Every picture is to be removed, and all the data is to be copied exactly.

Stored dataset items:
Start of Block
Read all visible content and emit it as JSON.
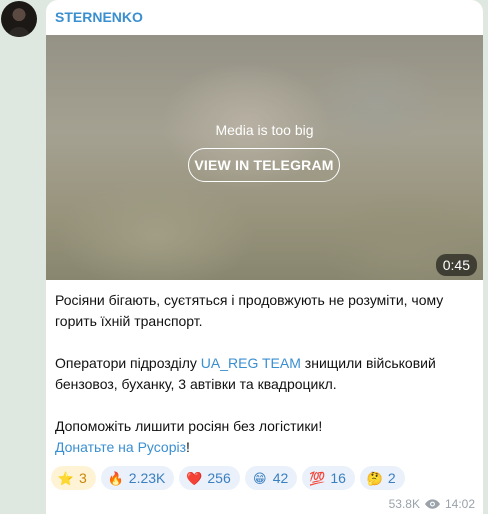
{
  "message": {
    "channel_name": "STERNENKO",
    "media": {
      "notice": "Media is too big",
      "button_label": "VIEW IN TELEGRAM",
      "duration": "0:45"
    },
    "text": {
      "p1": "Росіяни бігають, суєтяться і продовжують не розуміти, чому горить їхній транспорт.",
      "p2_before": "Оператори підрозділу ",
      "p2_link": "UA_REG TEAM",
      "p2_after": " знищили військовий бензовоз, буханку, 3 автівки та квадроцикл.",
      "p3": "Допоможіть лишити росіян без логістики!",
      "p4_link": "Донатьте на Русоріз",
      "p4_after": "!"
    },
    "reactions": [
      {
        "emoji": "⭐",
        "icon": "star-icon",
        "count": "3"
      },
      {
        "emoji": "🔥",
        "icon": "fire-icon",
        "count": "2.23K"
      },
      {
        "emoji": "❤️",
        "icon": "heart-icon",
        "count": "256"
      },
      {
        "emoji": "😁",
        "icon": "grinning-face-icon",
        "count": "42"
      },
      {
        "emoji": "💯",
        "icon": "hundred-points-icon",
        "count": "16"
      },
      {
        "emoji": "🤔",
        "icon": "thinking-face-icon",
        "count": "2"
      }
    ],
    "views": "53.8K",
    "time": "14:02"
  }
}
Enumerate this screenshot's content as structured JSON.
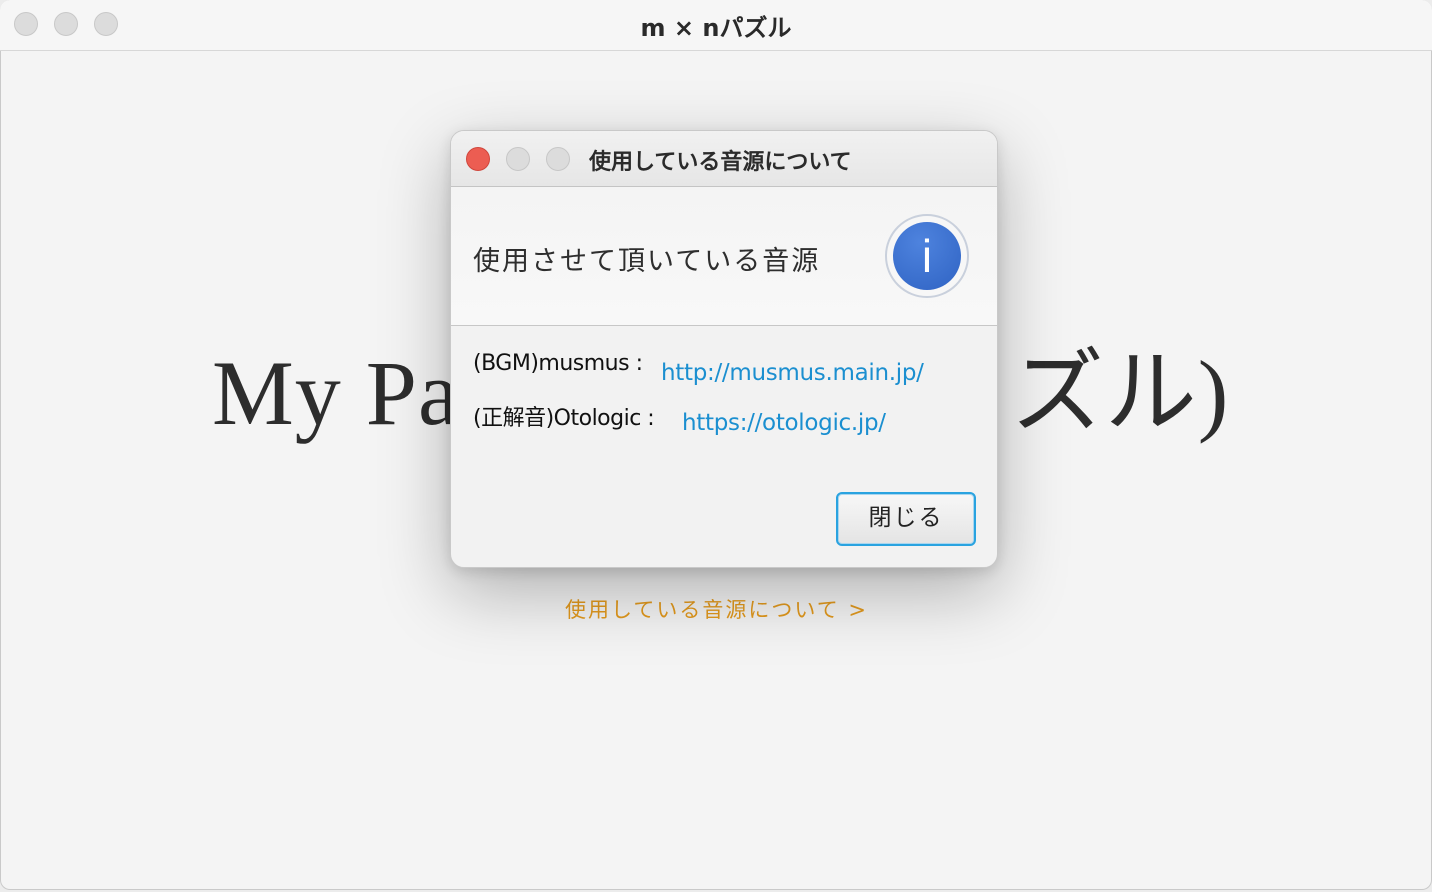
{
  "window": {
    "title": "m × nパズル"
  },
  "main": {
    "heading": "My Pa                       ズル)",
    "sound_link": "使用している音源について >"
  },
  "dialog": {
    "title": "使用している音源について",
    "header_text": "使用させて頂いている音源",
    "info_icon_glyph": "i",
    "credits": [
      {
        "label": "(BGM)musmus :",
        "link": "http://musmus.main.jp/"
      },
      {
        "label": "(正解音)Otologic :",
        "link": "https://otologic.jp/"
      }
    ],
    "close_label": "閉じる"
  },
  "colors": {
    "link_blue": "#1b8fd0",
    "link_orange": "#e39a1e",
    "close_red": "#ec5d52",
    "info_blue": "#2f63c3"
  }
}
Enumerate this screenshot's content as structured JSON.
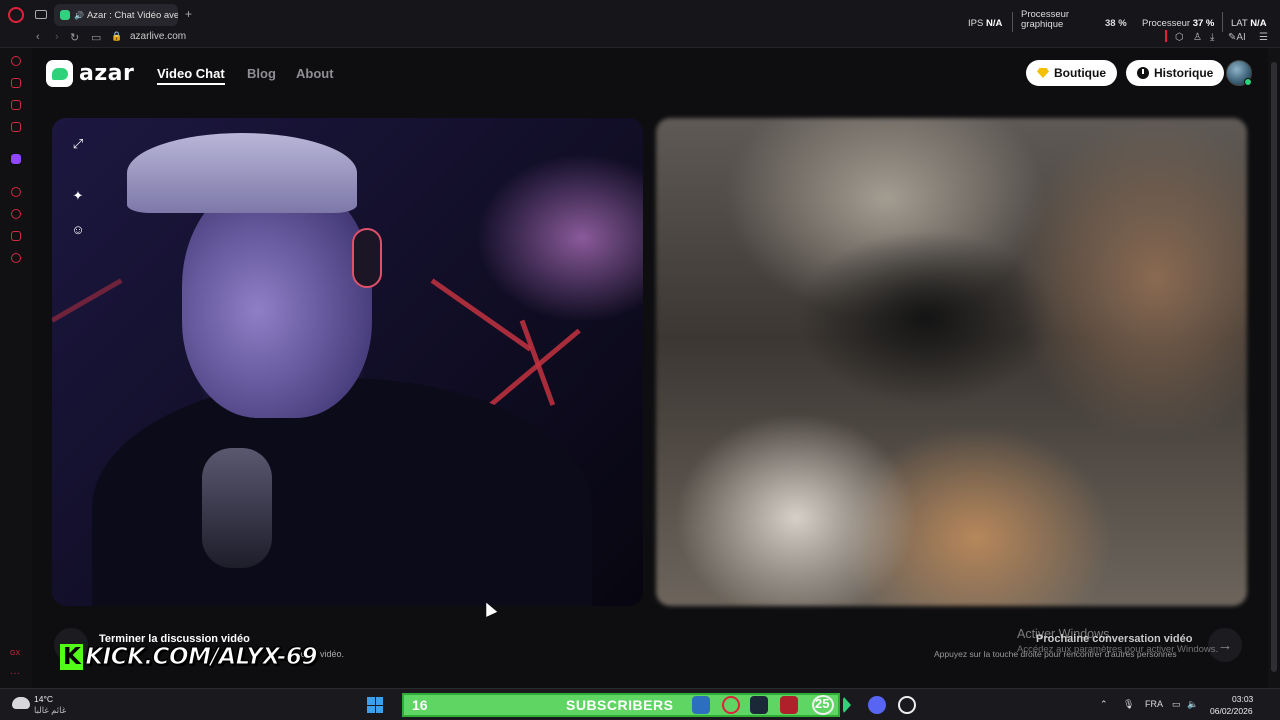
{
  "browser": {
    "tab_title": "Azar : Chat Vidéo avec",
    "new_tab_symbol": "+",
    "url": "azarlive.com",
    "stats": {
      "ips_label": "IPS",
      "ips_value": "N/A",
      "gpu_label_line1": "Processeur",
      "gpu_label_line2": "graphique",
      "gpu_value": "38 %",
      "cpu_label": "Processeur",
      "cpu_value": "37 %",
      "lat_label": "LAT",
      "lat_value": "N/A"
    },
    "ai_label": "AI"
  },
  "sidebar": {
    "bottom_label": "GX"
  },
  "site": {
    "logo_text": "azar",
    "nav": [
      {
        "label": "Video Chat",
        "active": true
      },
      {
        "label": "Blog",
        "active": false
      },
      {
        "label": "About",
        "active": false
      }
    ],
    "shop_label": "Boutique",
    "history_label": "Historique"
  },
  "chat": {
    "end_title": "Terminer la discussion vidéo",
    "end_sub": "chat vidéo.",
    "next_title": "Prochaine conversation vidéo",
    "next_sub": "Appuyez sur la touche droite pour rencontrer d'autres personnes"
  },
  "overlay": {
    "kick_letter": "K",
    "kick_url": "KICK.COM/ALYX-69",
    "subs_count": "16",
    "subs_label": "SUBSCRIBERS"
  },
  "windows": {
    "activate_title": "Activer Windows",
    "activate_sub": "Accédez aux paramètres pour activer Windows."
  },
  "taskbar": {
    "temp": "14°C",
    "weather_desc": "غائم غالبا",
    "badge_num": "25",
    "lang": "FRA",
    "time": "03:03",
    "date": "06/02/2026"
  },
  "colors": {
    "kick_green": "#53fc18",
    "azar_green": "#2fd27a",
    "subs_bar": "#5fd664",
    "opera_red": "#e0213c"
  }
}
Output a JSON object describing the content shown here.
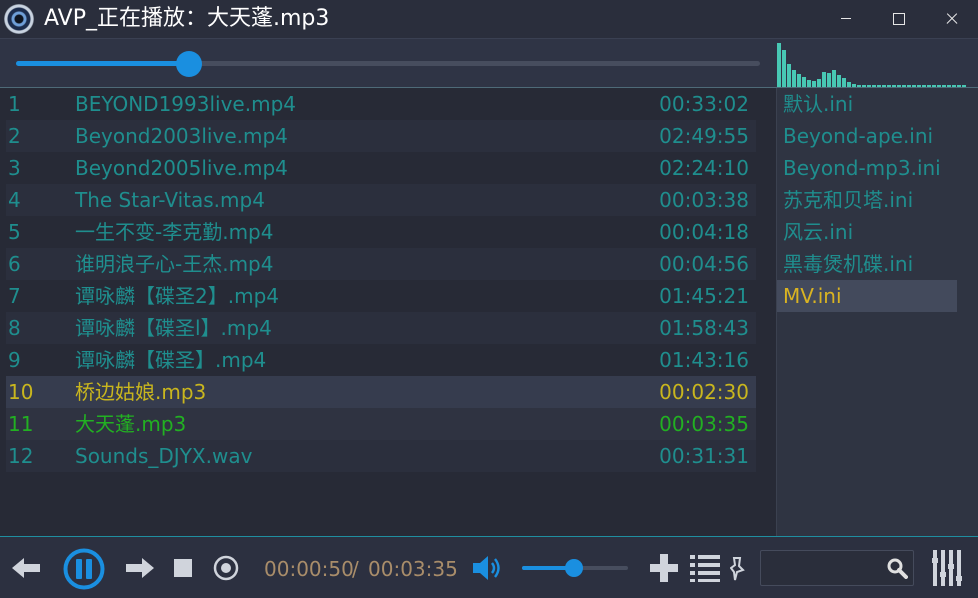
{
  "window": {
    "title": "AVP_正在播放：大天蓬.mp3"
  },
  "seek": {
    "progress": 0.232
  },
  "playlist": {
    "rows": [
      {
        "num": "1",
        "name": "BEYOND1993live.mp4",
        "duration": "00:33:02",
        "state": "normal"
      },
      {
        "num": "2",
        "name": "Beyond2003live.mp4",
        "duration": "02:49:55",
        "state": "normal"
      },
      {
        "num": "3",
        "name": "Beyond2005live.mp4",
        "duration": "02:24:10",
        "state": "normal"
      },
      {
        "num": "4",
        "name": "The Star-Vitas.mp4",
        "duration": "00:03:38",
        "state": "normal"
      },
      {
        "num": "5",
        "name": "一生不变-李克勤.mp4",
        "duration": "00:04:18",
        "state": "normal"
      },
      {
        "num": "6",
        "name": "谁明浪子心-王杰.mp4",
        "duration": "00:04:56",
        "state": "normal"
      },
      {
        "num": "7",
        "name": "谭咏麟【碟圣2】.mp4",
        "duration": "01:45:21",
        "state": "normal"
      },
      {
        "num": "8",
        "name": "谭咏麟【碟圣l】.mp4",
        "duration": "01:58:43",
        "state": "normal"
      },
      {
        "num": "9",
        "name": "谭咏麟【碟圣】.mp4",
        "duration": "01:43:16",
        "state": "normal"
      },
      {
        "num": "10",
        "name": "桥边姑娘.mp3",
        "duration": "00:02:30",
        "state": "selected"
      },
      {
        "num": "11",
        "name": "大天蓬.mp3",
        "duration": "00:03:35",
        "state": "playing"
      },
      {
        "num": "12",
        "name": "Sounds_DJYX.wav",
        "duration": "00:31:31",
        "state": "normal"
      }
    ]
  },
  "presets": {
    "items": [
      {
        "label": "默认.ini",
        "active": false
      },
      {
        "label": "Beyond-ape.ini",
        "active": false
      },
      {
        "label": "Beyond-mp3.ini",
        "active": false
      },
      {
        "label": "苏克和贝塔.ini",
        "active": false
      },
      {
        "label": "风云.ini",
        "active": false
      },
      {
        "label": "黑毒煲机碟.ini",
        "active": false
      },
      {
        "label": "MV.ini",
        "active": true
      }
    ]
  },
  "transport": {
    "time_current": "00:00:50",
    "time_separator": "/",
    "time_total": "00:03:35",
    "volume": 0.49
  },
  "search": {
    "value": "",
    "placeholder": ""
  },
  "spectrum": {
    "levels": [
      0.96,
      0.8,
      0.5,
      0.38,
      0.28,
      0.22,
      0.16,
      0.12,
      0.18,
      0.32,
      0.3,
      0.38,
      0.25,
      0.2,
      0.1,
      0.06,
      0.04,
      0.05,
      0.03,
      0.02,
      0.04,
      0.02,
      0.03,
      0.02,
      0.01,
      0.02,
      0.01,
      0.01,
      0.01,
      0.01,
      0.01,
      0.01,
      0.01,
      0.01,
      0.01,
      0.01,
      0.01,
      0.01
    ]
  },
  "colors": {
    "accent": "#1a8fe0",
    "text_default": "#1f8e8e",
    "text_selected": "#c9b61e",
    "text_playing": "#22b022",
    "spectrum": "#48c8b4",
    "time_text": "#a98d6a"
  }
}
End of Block
#### Exercise response
Read all visible content and emit it as JSON.
{
  "message": {
    "channel_name": "STERNENKO",
    "media": {
      "notice": "Media is too big",
      "button_label": "VIEW IN TELEGRAM",
      "duration": "0:45"
    },
    "text": {
      "p1": "Росіяни бігають, суєтяться і продовжують не розуміти, чому горить їхній транспорт.",
      "p2_before": "Оператори підрозділу ",
      "p2_link": "UA_REG TEAM",
      "p2_after": " знищили військовий бензовоз, буханку, 3 автівки та квадроцикл.",
      "p3": "Допоможіть лишити росіян без логістики!",
      "p4_link": "Донатьте на Русоріз",
      "p4_after": "!"
    },
    "reactions": [
      {
        "emoji": "⭐",
        "icon": "star-icon",
        "count": "3"
      },
      {
        "emoji": "🔥",
        "icon": "fire-icon",
        "count": "2.23K"
      },
      {
        "emoji": "❤️",
        "icon": "heart-icon",
        "count": "256"
      },
      {
        "emoji": "😁",
        "icon": "grinning-face-icon",
        "count": "42"
      },
      {
        "emoji": "💯",
        "icon": "hundred-points-icon",
        "count": "16"
      },
      {
        "emoji": "🤔",
        "icon": "thinking-face-icon",
        "count": "2"
      }
    ],
    "views": "53.8K",
    "time": "14:02"
  }
}
Enumerate this screenshot's content as structured JSON.
{
  "window": {
    "title": "m × nパズル"
  },
  "main": {
    "heading": "My Pa                       ズル)",
    "sound_link": "使用している音源について >"
  },
  "dialog": {
    "title": "使用している音源について",
    "header_text": "使用させて頂いている音源",
    "info_icon_glyph": "i",
    "credits": [
      {
        "label": "(BGM)musmus :",
        "link": "http://musmus.main.jp/"
      },
      {
        "label": "(正解音)Otologic :",
        "link": "https://otologic.jp/"
      }
    ],
    "close_label": "閉じる"
  },
  "colors": {
    "link_blue": "#1b8fd0",
    "link_orange": "#e39a1e",
    "close_red": "#ec5d52",
    "info_blue": "#2f63c3"
  }
}
Enumerate this screenshot's content as structured JSON.
{
  "browser": {
    "tab_title": "Azar : Chat Vidéo avec",
    "new_tab_symbol": "+",
    "url": "azarlive.com",
    "stats": {
      "ips_label": "IPS",
      "ips_value": "N/A",
      "gpu_label_line1": "Processeur",
      "gpu_label_line2": "graphique",
      "gpu_value": "38 %",
      "cpu_label": "Processeur",
      "cpu_value": "37 %",
      "lat_label": "LAT",
      "lat_value": "N/A"
    },
    "ai_label": "AI"
  },
  "sidebar": {
    "bottom_label": "GX"
  },
  "site": {
    "logo_text": "azar",
    "nav": [
      {
        "label": "Video Chat",
        "active": true
      },
      {
        "label": "Blog",
        "active": false
      },
      {
        "label": "About",
        "active": false
      }
    ],
    "shop_label": "Boutique",
    "history_label": "Historique"
  },
  "chat": {
    "end_title": "Terminer la discussion vidéo",
    "end_sub": "chat vidéo.",
    "next_title": "Prochaine conversation vidéo",
    "next_sub": "Appuyez sur la touche droite pour rencontrer d'autres personnes"
  },
  "overlay": {
    "kick_letter": "K",
    "kick_url": "KICK.COM/ALYX-69",
    "subs_count": "16",
    "subs_label": "SUBSCRIBERS"
  },
  "windows": {
    "activate_title": "Activer Windows",
    "activate_sub": "Accédez aux paramètres pour activer Windows."
  },
  "taskbar": {
    "temp": "14°C",
    "weather_desc": "غائم غالبا",
    "badge_num": "25",
    "lang": "FRA",
    "time": "03:03",
    "date": "06/02/2026"
  },
  "colors": {
    "kick_green": "#53fc18",
    "azar_green": "#2fd27a",
    "subs_bar": "#5fd664",
    "opera_red": "#e0213c"
  }
}
Output a JSON object describing the content shown here.
{
  "window": {
    "title": "AVP_正在播放：大天蓬.mp3"
  },
  "seek": {
    "progress": 0.232
  },
  "playlist": {
    "rows": [
      {
        "num": "1",
        "name": "BEYOND1993live.mp4",
        "duration": "00:33:02",
        "state": "normal"
      },
      {
        "num": "2",
        "name": "Beyond2003live.mp4",
        "duration": "02:49:55",
        "state": "normal"
      },
      {
        "num": "3",
        "name": "Beyond2005live.mp4",
        "duration": "02:24:10",
        "state": "normal"
      },
      {
        "num": "4",
        "name": "The Star-Vitas.mp4",
        "duration": "00:03:38",
        "state": "normal"
      },
      {
        "num": "5",
        "name": "一生不变-李克勤.mp4",
        "duration": "00:04:18",
        "state": "normal"
      },
      {
        "num": "6",
        "name": "谁明浪子心-王杰.mp4",
        "duration": "00:04:56",
        "state": "normal"
      },
      {
        "num": "7",
        "name": "谭咏麟【碟圣2】.mp4",
        "duration": "01:45:21",
        "state": "normal"
      },
      {
        "num": "8",
        "name": "谭咏麟【碟圣l】.mp4",
        "duration": "01:58:43",
        "state": "normal"
      },
      {
        "num": "9",
        "name": "谭咏麟【碟圣】.mp4",
        "duration": "01:43:16",
        "state": "normal"
      },
      {
        "num": "10",
        "name": "桥边姑娘.mp3",
        "duration": "00:02:30",
        "state": "selected"
      },
      {
        "num": "11",
        "name": "大天蓬.mp3",
        "duration": "00:03:35",
        "state": "playing"
      },
      {
        "num": "12",
        "name": "Sounds_DJYX.wav",
        "duration": "00:31:31",
        "state": "normal"
      }
    ]
  },
  "presets": {
    "items": [
      {
        "label": "默认.ini",
        "active": false
      },
      {
        "label": "Beyond-ape.ini",
        "active": false
      },
      {
        "label": "Beyond-mp3.ini",
        "active": false
      },
      {
        "label": "苏克和贝塔.ini",
        "active": false
      },
      {
        "label": "风云.ini",
        "active": false
      },
      {
        "label": "黑毒煲机碟.ini",
        "active": false
      },
      {
        "label": "MV.ini",
        "active": true
      }
    ]
  },
  "transport": {
    "time_current": "00:00:50",
    "time_separator": "/",
    "time_total": "00:03:35",
    "volume": 0.49
  },
  "search": {
    "value": "",
    "placeholder": ""
  },
  "spectrum": {
    "levels": [
      0.96,
      0.8,
      0.5,
      0.38,
      0.28,
      0.22,
      0.16,
      0.12,
      0.18,
      0.32,
      0.3,
      0.38,
      0.25,
      0.2,
      0.1,
      0.06,
      0.04,
      0.05,
      0.03,
      0.02,
      0.04,
      0.02,
      0.03,
      0.02,
      0.01,
      0.02,
      0.01,
      0.01,
      0.01,
      0.01,
      0.01,
      0.01,
      0.01,
      0.01,
      0.01,
      0.01,
      0.01,
      0.01
    ]
  },
  "colors": {
    "accent": "#1a8fe0",
    "text_default": "#1f8e8e",
    "text_selected": "#c9b61e",
    "text_playing": "#22b022",
    "spectrum": "#48c8b4",
    "time_text": "#a98d6a"
  }
}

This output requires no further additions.